Author: Brian Bowman
Date Published: 10 July 2023
In a world driven by information and ideas, the ability to think critically and make sound judgments is invaluable. Logic and reasoning serve as guiding beacons, illuminating the path to clarity and rational decision-making. In this blog article, we will embark on a journey into the realm of logic and reasoning, exploring their fundamental principles, practical applications, and their role in shaping our understanding of the world.
Logic is the science of valid reasoning, encompassing the principles and methods used to distinguish between correct and incorrect arguments. Reasoning, on the other hand, is the cognitive process by which we form conclusions or judgments based on available information and evidence. Together, logic and reasoning allow us to analyze, evaluate, and draw meaningful conclusions.
Logic is built upon foundational principles that provide a solid framework for reasoning. Let's explore some key concepts
a) Deductive Reasoning
Deductive reasoning starts with general premises and uses them to reach specific conclusions. It involves moving from the general to the particular. For example "All humans are mortal. Socrates is a human. Therefore, Socrates is mortal."
b) Inductive Reasoning
Inductive reasoning involves making generalizations based on specific observations or evidence. It moves from the particular to the general. For instance "Every swan I have seen is white. Therefore, all swans are white." Inductive reasoning allows us to make probable conclusions but does not guarantee absolute certainty.
c) Logical Fallacies
Logical fallacies are common errors in reasoning that can lead to flawed or misleading arguments. Being aware of fallacies helps us identify weak arguments and strengthen our own reasoning. Examples of fallacies include ad hominem attacks, straw man arguments, and false cause and effect.
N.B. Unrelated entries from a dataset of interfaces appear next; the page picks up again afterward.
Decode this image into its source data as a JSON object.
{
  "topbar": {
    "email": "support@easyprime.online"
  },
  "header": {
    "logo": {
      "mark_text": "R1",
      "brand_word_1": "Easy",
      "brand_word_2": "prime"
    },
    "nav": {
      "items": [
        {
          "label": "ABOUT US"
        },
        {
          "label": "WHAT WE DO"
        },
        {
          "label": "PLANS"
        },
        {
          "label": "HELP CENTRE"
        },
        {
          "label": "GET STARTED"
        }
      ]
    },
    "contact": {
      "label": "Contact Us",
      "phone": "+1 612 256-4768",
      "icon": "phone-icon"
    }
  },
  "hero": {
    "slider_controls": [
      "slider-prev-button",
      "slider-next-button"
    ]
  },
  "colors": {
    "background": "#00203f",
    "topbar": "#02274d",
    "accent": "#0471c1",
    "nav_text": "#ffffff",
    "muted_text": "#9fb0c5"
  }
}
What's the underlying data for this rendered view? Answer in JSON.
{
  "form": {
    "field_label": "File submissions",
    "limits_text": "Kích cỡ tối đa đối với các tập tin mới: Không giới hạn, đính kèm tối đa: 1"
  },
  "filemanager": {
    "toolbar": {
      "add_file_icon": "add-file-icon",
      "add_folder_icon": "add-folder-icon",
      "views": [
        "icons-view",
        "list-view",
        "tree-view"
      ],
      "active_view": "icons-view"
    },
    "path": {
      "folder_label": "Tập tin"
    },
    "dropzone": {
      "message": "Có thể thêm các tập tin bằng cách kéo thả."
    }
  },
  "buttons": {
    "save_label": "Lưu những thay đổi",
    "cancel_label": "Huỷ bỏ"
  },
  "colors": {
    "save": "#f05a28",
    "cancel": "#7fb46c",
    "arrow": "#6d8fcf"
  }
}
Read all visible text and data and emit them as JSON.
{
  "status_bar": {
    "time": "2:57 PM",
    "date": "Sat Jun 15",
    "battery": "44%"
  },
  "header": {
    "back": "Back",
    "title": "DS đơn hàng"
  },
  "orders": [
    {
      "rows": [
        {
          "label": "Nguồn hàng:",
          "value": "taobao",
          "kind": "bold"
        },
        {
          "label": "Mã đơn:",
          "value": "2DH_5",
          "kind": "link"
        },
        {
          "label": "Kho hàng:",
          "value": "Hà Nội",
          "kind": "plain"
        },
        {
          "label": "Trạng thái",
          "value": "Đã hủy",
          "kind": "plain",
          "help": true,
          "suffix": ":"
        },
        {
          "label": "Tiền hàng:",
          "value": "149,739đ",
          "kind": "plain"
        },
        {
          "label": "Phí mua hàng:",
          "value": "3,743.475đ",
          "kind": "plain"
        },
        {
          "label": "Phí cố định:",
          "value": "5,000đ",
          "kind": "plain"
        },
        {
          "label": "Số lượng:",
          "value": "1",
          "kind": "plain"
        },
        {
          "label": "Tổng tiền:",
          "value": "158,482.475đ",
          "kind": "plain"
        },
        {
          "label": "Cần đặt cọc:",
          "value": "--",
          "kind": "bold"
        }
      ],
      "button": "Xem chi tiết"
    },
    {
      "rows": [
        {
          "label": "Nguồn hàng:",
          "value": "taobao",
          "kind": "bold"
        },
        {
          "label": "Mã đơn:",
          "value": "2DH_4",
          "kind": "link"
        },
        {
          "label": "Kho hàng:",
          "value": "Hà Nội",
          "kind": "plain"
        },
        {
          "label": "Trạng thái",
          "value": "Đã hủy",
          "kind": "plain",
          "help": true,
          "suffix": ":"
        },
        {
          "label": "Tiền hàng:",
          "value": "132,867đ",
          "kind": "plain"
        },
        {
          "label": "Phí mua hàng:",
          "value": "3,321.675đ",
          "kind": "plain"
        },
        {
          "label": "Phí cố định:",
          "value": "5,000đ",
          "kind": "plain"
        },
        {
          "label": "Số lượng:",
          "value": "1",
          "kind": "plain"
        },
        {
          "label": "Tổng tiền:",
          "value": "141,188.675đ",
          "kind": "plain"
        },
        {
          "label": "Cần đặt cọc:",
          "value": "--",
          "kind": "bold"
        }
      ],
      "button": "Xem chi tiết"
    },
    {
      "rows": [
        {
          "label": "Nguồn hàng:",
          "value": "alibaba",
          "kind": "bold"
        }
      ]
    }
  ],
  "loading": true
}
To effectively engage in logical thinking, several tools and techniques can be employed
a) Critical Thinking
Critical thinking involves questioning assumptions, evaluating evidence, and analyzing arguments. It encourages us to be open-minded, seek alternative viewpoints, and approach information with skepticism. Critical thinking helps us sift through biases and make informed decisions.
b) Propositional Logic
Propositional logic involves representing arguments using statements or propositions and analyzing their relationships using logical operators like "and," "or," and "not." It allows us to construct complex arguments and evaluate their validity.
c) Syllogisms and Venn Diagrams
Syllogisms are logical arguments that consist of two premises and a conclusion. Venn diagrams visually represent relationships between sets and can aid in understanding logical relationships and identifying valid or invalid conclusions.
Logic and reasoning find practical applications in various aspects of life. Here are a few examples
a) Problem Solving
Logic and reasoning provide a structured approach to problem-solving, helping us analyze complex situations, identify patterns, and devise effective solutions. By breaking down problems into manageable components, we can apply logical reasoning to arrive at optimal outcomes.
Logic and reasoning assist in making well-informed decisions by weighing evidence, considering potential outcomes, and evaluating the logical coherence of different options. They help us avoid impulsive choices and navigate the complexities of daily life.
c) Debating and Persuasion
Effective communication and persuasive arguments rely on logical reasoning. Understanding logical fallacies helps us construct stronger arguments, counter opposing viewpoints, and engage in productive debates based on evidence and rationality.
Logic and reasoning skills can be cultivated and enhanced over time. Here are some strategies for developing strong logical thinking abilities
a) Practice Critical Thinking
Engage in activities that require critical thinking, such as solving puzzles, analyzing complex problems, or participating in debates. Regular practice strengthens your analytical skills and helps you develop a discerning mindset.
b) Seek Diverse Perspectives
Expose yourself to a wide range of perspectives and opinions. This broadens your understanding of different viewpoints and challenges your own biases, enabling you to approach arguments and reasoning with more objectivity.
c) Study Logical Fallacies
Familiarize yourself with common logical fallacies to identify and avoid them in your own reasoning. Resources like books, online courses, or logical fallacy databases can provide valuable insights into recognizing and countering flawed arguments.
d) Engage in Reflective Thinking
Take the time to reflect on your own thought processes and decision-making. Analyze your reasoning behind important choices and consider alternative approaches or perspectives. Reflective thinking enhances self-awareness and improves the quality of your logical thinking.
e) Seek Feedback and Engage in Discussions
Share your thoughts and ideas with others and actively seek feedback. Engaging in thoughtful discussions allows you to refine your reasoning, expose your arguments to scrutiny, and learn from the perspectives of others.
Logic and reasoning serve as the compass in the vast landscape of human thought. By understanding the principles of logic, honing our reasoning skills, and employing critical thinking, we can navigate the complexities of the world with clarity and intellectual integrity. Embrace the power of logic and reasoning, and you will unlock the ability to analyze arguments, make sound judgments, and embrace a more rational and informed approach to life's challenges.